The rest of the world is extremely thirsty for American craft beer: U.S. craft beer exports shot up by 35 percent last year, reports Fortune. In all, $99.7 million in craft beer was exported to other countries in 2014.
Canada consumes a whopping 53 percent of all American craft beer exports, with Sweden a very distant second at 12 percent and the UK a close third. Interest is also booming in South America and Asia: Demand in Brazil was up 64 percent last year, and 38 percent in the Asian-Pacific market.
As Fortune points out, "The increase in exports goes hand in hand with a continuing surge of interest in the U.S. Craft beers accounted for one out of every 10 beers sold domestically last year." A brewer attributes some of the foreign interest in beer to America's relative lack of brewing traditions, saying, "In a lot of the older countries there’s an old-school mentality that has left pretty generic guidelines for what beer makers are making. The craft beer scene in America has let us be free and make whatever the heck we want."

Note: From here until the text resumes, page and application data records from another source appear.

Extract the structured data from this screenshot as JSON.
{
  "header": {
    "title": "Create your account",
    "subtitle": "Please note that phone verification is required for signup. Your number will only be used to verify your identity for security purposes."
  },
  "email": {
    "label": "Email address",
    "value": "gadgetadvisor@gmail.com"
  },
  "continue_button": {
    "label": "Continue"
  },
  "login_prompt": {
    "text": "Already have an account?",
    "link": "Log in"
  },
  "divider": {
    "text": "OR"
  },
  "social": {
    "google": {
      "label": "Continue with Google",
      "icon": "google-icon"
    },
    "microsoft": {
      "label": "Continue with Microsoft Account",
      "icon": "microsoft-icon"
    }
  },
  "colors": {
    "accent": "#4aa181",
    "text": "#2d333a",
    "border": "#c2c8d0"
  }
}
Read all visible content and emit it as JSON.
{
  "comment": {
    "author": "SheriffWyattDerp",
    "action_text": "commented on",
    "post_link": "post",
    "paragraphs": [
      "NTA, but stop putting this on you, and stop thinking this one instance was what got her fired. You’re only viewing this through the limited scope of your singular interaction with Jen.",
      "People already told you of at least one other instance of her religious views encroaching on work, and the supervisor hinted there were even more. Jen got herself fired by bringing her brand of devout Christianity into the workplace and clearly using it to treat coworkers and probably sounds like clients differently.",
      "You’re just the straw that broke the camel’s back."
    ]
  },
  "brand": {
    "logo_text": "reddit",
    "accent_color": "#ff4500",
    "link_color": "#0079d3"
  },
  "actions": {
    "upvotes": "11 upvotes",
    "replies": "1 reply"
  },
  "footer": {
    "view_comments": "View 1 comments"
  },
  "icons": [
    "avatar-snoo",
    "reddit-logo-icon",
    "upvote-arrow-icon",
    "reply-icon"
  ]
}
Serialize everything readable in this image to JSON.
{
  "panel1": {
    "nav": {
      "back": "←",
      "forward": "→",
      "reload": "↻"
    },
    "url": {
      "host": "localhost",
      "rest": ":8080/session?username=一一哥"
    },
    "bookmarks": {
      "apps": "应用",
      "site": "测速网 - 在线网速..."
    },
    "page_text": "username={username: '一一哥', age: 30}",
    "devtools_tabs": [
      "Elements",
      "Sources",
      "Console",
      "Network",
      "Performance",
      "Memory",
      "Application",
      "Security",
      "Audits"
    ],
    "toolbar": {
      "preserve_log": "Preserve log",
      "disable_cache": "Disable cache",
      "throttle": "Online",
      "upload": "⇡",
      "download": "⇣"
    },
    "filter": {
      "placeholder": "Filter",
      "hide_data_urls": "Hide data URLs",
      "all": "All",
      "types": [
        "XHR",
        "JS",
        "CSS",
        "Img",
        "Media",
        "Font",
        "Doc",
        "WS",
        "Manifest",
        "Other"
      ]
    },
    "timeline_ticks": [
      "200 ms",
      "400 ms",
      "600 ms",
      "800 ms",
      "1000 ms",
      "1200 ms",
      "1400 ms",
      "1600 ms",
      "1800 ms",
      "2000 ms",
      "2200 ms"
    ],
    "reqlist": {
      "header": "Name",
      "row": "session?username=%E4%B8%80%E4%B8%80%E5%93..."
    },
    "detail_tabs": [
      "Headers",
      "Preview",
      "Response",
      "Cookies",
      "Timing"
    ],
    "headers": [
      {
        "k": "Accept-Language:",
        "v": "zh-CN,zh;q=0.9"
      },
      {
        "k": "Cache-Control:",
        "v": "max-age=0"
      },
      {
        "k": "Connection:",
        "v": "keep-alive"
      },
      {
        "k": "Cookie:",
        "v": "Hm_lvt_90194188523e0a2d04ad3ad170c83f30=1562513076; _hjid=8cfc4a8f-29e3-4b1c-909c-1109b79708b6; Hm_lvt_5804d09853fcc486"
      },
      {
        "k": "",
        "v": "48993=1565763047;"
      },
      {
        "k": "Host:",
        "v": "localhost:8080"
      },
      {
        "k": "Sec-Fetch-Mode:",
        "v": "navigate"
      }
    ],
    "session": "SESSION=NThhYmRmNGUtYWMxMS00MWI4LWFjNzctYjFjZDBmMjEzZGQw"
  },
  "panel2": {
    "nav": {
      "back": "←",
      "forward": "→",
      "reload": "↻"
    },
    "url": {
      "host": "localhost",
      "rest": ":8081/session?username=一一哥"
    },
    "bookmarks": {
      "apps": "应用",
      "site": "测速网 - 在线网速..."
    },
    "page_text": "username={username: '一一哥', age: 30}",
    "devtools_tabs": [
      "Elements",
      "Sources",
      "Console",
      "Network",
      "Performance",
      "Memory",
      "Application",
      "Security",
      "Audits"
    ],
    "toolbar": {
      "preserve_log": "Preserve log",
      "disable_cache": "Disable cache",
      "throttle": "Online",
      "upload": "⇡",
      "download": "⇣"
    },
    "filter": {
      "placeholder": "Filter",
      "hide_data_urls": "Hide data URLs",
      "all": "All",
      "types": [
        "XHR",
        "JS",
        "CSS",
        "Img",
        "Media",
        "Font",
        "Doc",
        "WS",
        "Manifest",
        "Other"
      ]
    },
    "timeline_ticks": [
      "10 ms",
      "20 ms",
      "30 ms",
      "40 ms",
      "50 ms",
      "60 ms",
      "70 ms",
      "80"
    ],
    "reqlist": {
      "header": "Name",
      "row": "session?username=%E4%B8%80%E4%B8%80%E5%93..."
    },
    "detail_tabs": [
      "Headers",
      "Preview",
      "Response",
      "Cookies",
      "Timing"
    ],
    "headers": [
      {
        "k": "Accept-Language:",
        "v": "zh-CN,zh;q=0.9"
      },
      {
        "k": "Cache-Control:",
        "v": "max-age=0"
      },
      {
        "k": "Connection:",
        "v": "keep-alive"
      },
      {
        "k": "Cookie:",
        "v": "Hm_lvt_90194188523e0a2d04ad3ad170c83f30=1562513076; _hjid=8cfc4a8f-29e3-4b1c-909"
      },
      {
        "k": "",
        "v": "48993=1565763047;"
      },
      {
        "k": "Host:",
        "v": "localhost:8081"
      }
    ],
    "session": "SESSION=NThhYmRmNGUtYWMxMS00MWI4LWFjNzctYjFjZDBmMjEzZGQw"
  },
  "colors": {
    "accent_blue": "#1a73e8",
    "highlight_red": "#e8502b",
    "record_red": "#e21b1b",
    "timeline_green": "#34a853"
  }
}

Booze exports are a huge source of income for the U.S. economy: Nearly $1.5 billion worth of American wine was exported in 2014, with almost 90 percent of that coming from California.